Thomas Bruce, Director of the Legal Information Institute at Cornell University Law School, spoke before the House of Representatives Judiciary Committee specifically to the Judiciary’s Subcommittee on Courts, Intellectual Property and the Internet who are exploring issues related to judicial transparency and ethics. Bruce mainly provides comments about PACER the “electronic public access service that allows users to obtain case and docket information online from federal appellate, district, and bankruptcy courts”.
An inspiring event began late last week and rose to a crescendo on Saturday: the law student-driven Research-a-thon for Refugees. The 12-hour distributed pro bono legal research marathon was kickstarted in a whirlwind of spark of initiative, quick communication, outreach, collaborative effort, and perhaps a bit of collective consciousness.
The goal of #Research4Refugees was to produce a collaboratively researched document for a Canadian NGO, focusing on interpretation and application of the US-Canada safe third country agreement for arriving refugees, on a project managed by . . . [more]
A couple years ago, the New Yorker ran a great, comprehensive piece on “link rot”—that scourge of dead-end links and vexing “404” errors that annoys us all and ensures the Web’s enduring reputation as an “ethereal, ephemeral, unstable, and unreliable” ravel of non-sequiturs.
The article charts the curious history of the Wayback Machine—that most indispensible weapon in the fight against link rot—and mentions the “disastrous” effects for lawyers and judges who seek to erect houses of reason on the quicksand of internet sources.
To combat link rot, the Supreme Court of Canada today launched an online archive of Internet Sources Cited in SCC Judgments (1998 – 2016).
Link rot refers to broken URLs or to URLs that direct to the original site but whose corresponding document has been removed or relocated without any information about where to find it.
. . . [more]
“The Office of the Registrar of the SCC, recognizing that web pages or websites that the Court cites in its judgments may subsequently vary in content or be discontinued, has located and archived the content of most
Although legislation to legalize Cannabis is not set to be tabled until the spring, it seems as though the Canadian Senate wants to get the discussion going early.
In the Order and Notice Paper which sets out the agenda for the January 31, 2017, Senate meeting, the Honourable Senator Carignan, P.C. has laid out a number of questions on the topic of legalization that he would like discussed. Those questions include:
(a) What are the implementation costs estimated by the federal government for a system to legalize cannabis in Canada, including a breakdown of costs in the areas of hospitalization . . . [more]
There’s a new “Sponsored Subject Matter eJournal” available on the Legal Scholarship Network (LSN) called “Artificial Intelligence: Law, Policy, & Ethics.” It’s sponsored by the Vanderbilt University Law School, Program on Law & Innovation.
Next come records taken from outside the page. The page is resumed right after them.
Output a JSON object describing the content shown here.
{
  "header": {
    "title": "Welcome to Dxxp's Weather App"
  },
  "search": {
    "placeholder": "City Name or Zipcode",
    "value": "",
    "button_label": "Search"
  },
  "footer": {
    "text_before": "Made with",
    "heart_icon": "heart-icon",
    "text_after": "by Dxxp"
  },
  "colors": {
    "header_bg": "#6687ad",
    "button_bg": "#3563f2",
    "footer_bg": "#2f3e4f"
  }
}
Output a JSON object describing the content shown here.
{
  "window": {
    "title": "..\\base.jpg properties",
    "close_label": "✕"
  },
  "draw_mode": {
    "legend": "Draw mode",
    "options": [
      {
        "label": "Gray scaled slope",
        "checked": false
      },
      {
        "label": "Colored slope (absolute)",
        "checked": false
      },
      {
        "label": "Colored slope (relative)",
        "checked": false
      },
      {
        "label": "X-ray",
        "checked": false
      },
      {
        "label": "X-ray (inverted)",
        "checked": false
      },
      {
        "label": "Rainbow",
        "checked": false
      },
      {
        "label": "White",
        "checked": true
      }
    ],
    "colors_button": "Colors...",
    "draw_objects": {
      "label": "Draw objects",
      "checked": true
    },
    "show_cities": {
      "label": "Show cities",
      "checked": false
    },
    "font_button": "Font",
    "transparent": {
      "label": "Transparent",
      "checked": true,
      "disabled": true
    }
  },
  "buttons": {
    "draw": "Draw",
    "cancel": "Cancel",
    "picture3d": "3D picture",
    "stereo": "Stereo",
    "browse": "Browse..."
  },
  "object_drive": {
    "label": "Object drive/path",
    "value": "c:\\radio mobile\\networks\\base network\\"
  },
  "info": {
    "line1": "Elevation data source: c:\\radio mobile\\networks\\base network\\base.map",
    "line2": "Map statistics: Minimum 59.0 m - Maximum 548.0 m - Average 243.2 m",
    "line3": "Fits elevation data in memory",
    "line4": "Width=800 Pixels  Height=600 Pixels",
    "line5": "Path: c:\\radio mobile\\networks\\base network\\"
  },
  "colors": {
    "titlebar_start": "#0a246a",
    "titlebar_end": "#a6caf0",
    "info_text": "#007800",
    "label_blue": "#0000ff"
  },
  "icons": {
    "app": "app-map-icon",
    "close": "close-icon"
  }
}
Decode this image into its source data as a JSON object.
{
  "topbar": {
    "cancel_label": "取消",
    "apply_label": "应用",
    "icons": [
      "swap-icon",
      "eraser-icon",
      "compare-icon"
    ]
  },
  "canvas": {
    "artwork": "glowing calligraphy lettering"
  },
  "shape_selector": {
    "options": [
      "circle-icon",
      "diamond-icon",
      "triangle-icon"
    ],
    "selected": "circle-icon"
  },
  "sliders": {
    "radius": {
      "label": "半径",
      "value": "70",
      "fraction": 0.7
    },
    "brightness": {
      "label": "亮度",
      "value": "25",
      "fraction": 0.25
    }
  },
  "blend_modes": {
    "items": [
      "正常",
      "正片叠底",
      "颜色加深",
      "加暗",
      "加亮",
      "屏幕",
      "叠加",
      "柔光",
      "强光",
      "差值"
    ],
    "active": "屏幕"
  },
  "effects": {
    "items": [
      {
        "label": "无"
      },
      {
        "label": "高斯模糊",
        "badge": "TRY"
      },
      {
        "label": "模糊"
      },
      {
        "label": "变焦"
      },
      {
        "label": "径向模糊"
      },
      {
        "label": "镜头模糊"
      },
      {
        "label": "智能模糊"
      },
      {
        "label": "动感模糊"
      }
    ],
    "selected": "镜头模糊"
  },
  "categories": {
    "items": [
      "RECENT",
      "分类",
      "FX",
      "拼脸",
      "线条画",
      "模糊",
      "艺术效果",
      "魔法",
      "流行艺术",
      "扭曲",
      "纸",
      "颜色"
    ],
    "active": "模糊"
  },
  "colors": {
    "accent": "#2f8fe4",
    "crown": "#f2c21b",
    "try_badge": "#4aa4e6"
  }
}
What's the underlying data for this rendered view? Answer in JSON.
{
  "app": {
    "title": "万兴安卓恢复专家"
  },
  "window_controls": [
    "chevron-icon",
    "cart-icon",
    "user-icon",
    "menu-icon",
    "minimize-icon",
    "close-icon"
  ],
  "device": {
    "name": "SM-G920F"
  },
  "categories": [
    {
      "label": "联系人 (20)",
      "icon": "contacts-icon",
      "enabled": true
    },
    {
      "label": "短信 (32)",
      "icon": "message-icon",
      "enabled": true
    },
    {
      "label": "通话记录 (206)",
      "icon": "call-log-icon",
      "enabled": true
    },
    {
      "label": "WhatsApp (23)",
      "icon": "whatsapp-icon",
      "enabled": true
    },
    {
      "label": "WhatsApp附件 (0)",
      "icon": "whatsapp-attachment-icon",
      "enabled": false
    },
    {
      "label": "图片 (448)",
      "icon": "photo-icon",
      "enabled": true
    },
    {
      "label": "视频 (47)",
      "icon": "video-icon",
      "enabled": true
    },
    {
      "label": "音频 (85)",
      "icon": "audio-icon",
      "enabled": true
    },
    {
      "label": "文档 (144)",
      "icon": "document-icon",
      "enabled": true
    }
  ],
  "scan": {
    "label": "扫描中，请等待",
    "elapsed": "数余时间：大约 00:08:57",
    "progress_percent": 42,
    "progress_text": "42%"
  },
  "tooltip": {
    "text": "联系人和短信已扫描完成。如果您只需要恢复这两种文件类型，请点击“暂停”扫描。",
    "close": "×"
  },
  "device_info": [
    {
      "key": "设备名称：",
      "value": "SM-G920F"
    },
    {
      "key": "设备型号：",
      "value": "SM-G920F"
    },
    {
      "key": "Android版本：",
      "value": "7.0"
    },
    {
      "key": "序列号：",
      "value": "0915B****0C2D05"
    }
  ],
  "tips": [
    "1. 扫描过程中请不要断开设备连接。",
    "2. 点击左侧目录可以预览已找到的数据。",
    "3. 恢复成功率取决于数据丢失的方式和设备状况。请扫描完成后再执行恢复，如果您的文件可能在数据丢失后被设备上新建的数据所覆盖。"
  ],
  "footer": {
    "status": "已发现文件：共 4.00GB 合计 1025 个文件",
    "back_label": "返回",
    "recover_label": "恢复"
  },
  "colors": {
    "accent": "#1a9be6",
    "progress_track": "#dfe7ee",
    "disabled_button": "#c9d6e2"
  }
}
Outgoing Minister John McCallum received a standing ovation at the CBA conference for immigration lawyers in 2016. It was evident from his keynote address and from fielding questions, that he understood key issues and he had a plan for fixing some of the problems. His leadership at the department has been brief but they have managed to accomplish significant milestones. As of 10 Jan 2017, we have a new Minister, the Honourable Ahmed D. Hussen. The questions become: will this disruption in the department cause further delays to the proposed changes? And, will Minister Hussen change the focus of . . . [more]